_What you will do_: The entries shown here must be retyped in full, with no pictures included.

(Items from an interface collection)
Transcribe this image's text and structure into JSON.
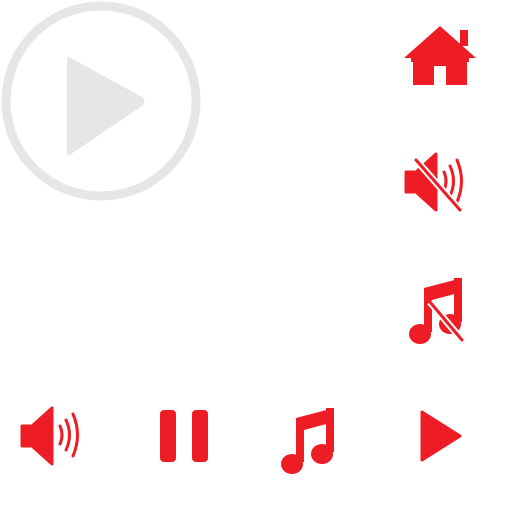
{
  "colors": {
    "accent": "#ee1c24",
    "muted": "#e6e6e6"
  },
  "icons": {
    "big_play": "play-circle",
    "home": "home",
    "mute": "volume-mute",
    "music_off": "music-off",
    "volume": "volume-up",
    "pause": "pause",
    "music": "music-note",
    "play": "play"
  }
}
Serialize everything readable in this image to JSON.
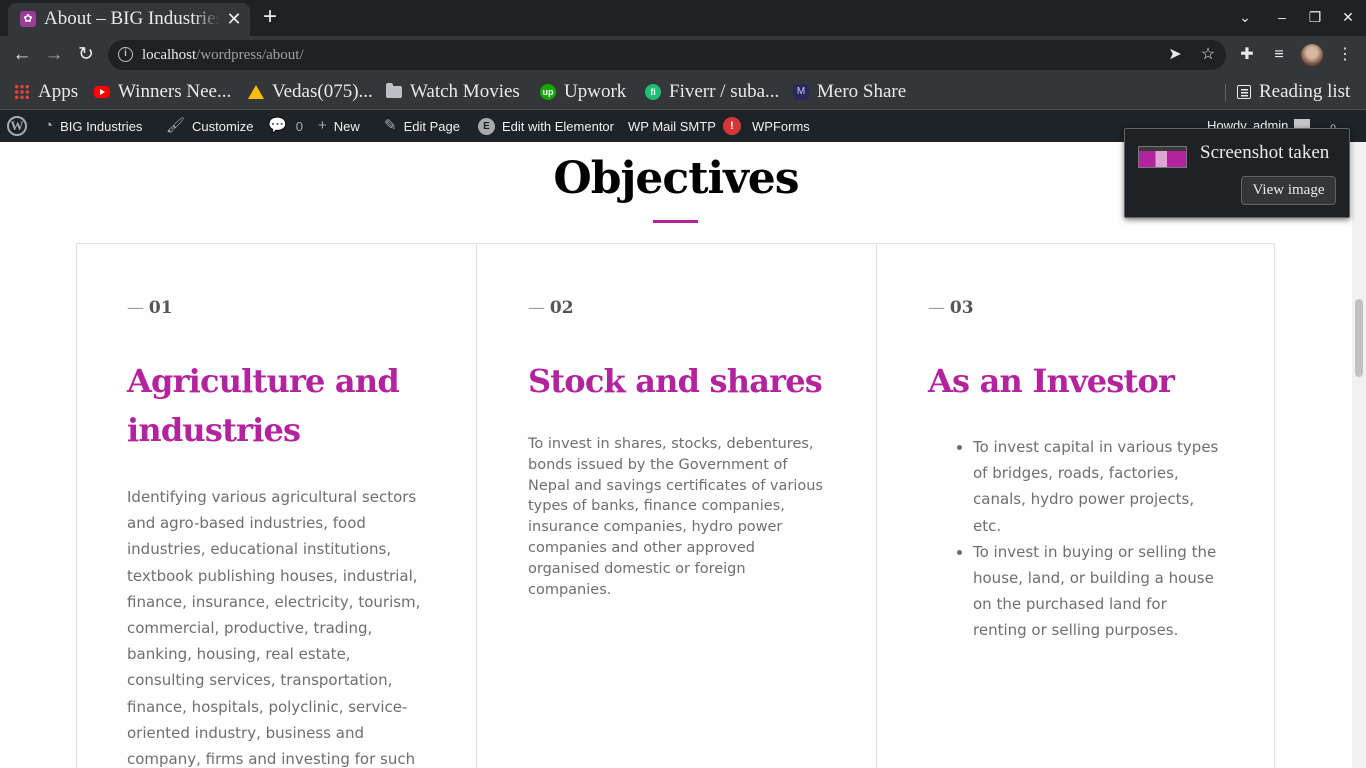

_Output_:
Transcribe this image's text and structure into JSON.
{
  "colors": {
    "accent": "#ee1c24",
    "muted": "#e6e6e6"
  },
  "icons": {
    "big_play": "play-circle",
    "home": "home",
    "mute": "volume-mute",
    "music_off": "music-off",
    "volume": "volume-up",
    "pause": "pause",
    "music": "music-note",
    "play": "play"
  }
}
Serialize everything readable in this image to JSON.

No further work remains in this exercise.